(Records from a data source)
________________________________________

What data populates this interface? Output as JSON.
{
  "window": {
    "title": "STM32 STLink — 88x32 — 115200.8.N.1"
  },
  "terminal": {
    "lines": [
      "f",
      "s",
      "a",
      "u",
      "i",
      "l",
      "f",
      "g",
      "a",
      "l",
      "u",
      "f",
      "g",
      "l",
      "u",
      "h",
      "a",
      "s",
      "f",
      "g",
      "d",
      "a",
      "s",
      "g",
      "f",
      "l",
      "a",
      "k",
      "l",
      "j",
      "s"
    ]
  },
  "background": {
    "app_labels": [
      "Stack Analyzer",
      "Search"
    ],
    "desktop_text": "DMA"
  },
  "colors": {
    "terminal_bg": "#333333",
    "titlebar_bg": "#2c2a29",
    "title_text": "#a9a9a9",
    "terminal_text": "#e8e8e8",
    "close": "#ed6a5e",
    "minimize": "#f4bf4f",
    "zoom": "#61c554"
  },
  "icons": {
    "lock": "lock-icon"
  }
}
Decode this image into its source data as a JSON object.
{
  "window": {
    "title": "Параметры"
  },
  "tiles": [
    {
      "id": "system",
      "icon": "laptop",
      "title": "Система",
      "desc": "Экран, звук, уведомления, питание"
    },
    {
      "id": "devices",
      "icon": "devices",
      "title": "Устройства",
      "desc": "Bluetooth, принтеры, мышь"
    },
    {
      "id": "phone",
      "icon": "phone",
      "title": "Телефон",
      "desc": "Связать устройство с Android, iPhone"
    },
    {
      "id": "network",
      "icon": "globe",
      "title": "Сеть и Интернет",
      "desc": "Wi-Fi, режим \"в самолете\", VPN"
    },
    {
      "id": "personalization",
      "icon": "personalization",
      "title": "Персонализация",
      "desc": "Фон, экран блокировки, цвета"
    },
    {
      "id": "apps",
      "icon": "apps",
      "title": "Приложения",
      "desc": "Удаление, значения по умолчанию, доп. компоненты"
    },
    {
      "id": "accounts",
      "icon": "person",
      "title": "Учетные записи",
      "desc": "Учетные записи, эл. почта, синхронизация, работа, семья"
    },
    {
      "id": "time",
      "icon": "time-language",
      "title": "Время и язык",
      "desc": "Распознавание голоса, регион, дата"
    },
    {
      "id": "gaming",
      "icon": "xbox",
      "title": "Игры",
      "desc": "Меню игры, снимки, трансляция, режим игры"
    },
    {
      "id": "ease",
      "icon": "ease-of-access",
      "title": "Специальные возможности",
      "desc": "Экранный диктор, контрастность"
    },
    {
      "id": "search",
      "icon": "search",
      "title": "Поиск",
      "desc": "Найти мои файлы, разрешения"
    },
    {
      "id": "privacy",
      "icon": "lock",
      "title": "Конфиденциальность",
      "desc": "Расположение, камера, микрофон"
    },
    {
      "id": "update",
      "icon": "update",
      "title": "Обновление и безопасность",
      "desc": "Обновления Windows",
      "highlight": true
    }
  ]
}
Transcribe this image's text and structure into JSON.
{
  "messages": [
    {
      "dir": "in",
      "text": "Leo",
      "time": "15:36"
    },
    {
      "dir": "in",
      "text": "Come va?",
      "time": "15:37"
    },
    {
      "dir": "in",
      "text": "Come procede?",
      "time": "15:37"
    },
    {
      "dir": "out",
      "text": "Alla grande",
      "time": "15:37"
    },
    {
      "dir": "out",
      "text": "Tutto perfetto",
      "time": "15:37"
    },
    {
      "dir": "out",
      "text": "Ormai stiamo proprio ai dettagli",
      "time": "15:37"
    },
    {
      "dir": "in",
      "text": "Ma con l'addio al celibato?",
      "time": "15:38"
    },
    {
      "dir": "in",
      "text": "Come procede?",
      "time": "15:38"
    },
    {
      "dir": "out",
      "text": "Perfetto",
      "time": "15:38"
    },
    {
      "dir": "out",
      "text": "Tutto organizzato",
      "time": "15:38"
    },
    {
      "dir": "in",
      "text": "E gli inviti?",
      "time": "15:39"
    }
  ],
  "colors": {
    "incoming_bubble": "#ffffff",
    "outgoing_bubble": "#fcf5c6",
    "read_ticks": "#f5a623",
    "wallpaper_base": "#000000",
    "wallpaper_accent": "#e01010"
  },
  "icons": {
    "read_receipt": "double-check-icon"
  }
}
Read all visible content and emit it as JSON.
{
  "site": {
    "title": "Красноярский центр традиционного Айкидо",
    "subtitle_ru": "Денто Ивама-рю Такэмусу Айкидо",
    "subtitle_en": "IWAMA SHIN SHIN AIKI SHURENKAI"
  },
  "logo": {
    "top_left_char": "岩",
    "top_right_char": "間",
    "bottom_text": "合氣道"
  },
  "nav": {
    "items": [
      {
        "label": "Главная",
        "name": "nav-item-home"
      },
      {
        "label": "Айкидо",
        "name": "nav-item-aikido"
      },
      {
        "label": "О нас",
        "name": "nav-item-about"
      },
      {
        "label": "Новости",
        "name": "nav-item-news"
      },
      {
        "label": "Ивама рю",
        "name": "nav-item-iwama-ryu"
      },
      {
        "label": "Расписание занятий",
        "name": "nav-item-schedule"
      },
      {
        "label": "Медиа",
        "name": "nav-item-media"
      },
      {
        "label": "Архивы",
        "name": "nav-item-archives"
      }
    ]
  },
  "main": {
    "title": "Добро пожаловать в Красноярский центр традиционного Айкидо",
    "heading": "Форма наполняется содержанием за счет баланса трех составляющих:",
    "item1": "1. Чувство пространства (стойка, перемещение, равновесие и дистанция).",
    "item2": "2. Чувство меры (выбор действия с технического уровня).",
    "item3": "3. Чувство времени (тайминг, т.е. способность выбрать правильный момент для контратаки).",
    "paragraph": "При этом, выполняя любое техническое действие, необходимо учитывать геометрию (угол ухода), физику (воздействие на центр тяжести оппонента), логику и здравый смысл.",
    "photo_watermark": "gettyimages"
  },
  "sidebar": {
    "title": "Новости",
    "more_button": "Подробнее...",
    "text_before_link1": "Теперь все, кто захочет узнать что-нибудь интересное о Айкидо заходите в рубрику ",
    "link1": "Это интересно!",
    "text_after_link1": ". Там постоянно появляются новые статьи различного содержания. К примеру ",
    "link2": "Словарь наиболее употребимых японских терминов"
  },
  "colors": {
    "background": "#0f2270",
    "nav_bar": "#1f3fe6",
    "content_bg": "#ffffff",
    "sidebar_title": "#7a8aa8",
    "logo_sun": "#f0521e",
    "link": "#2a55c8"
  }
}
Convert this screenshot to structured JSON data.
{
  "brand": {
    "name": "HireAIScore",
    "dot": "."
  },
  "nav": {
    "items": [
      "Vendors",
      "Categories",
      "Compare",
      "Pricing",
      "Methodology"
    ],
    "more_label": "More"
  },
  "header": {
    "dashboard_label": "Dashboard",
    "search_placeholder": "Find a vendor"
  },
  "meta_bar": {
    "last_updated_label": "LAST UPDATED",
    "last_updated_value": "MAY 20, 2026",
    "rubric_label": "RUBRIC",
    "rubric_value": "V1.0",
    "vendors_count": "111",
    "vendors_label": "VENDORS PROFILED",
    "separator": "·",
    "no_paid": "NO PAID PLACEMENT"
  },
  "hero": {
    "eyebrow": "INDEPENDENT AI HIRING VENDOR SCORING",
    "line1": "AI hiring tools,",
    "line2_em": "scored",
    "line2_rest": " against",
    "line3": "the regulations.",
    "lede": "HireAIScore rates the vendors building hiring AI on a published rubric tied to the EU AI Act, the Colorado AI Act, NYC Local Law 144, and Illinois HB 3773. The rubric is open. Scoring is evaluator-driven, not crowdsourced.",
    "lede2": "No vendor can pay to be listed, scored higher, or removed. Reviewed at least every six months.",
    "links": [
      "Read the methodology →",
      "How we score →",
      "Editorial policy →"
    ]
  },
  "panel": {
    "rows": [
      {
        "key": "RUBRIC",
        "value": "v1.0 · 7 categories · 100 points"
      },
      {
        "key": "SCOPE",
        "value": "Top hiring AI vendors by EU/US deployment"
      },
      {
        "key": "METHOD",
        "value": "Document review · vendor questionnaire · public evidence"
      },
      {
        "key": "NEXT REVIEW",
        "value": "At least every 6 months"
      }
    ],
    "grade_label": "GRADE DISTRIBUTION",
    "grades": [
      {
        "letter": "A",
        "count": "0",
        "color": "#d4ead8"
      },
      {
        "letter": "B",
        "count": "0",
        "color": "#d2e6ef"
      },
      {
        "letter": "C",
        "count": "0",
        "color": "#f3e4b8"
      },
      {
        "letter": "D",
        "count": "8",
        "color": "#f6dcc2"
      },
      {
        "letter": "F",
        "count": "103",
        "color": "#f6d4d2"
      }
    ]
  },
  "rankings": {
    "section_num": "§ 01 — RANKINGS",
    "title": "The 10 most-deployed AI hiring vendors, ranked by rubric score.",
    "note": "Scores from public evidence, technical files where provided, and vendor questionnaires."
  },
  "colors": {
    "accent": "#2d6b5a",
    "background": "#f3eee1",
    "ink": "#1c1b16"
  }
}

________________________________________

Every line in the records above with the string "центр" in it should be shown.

Task output —
    "title": "Красноярский центр традиционного Айкидо",
    "title": "Добро пожаловать в Красноярский центр традиционного Айкидо",
    "paragraph": "При этом, выполняя любое техническое действие, необходимо учитывать геометрию (угол ухода), физику (воздействие на центр тяжести оппонента), логику и здравый смысл.",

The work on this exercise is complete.